▸ Task
Search the records for the word "this" and copy every line in which it occurs.

▸ Material provided
--------------------------------

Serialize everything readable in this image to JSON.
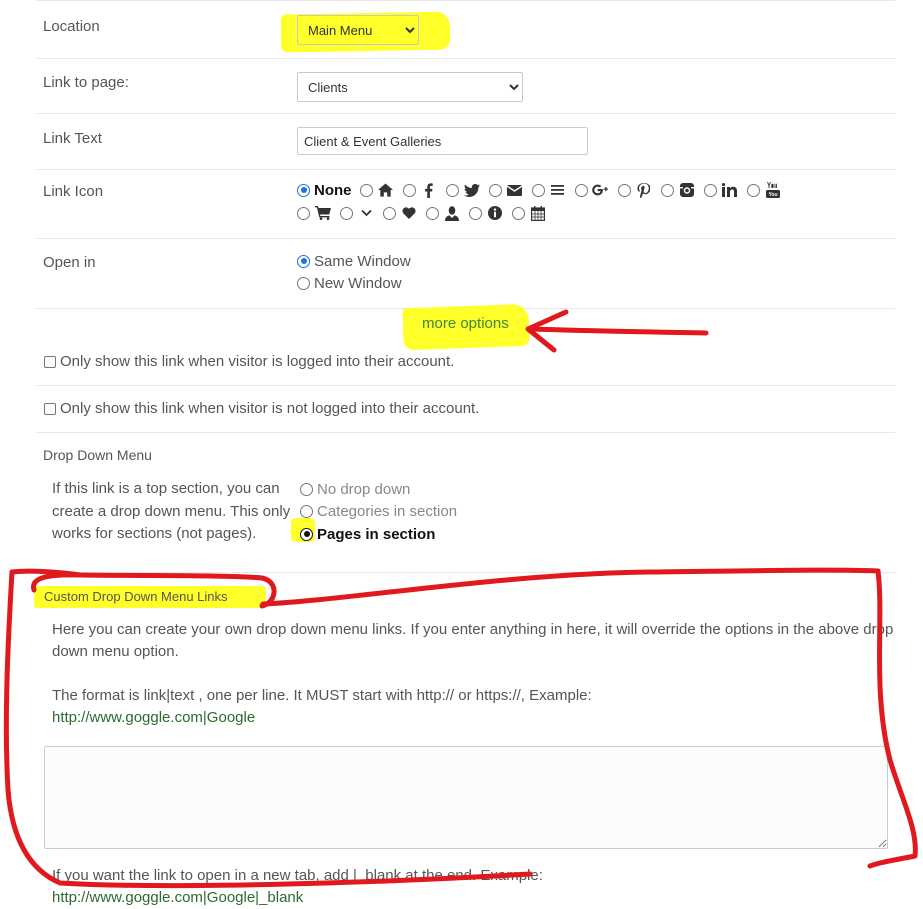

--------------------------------

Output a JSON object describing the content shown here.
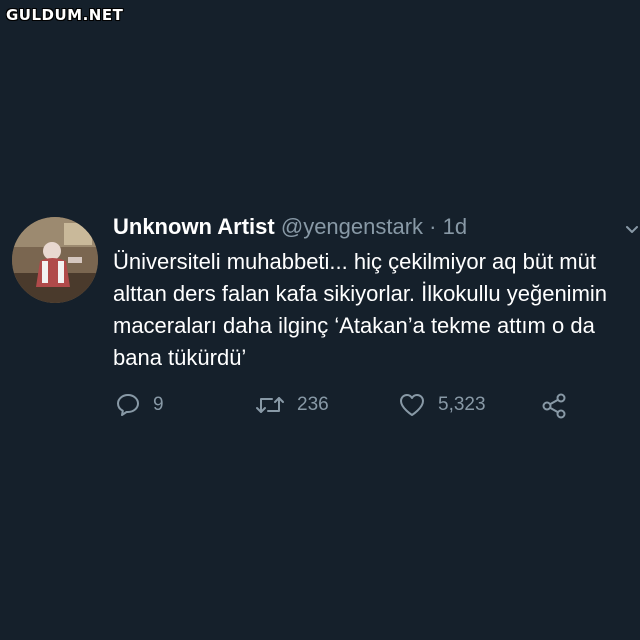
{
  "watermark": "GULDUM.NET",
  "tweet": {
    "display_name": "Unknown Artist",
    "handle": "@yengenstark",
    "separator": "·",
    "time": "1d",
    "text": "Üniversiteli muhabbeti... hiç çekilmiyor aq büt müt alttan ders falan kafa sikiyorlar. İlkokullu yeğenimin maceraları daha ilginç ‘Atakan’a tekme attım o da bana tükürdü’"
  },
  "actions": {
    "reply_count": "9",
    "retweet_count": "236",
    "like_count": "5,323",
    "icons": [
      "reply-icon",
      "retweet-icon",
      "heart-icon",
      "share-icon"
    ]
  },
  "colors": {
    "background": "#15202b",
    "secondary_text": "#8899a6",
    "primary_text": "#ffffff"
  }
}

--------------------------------

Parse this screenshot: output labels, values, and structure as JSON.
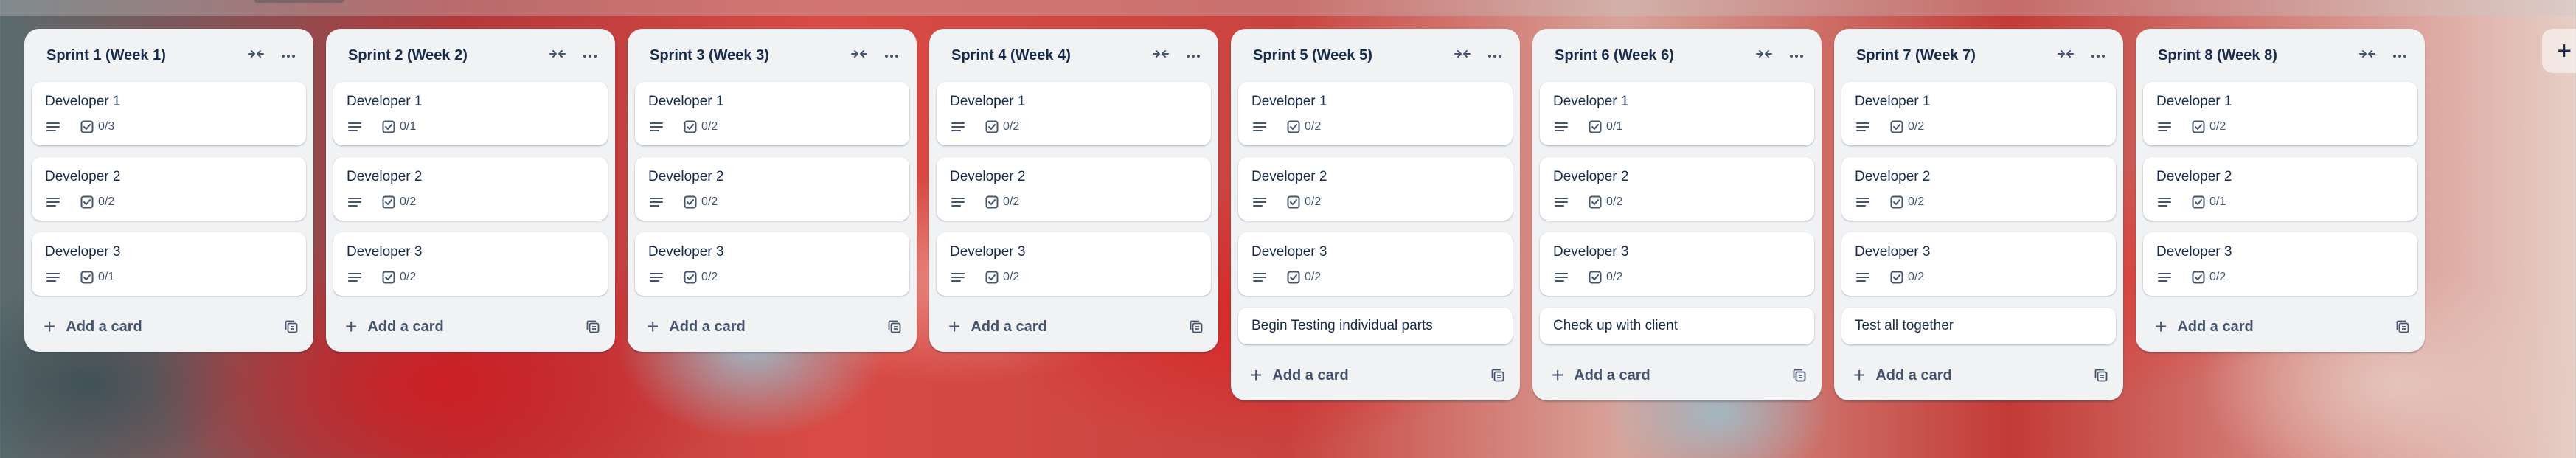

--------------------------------

▸ Answer below
Serialize everything readable in this image to JSON.
Parse this screenshot: output labels, values, and structure as JSON.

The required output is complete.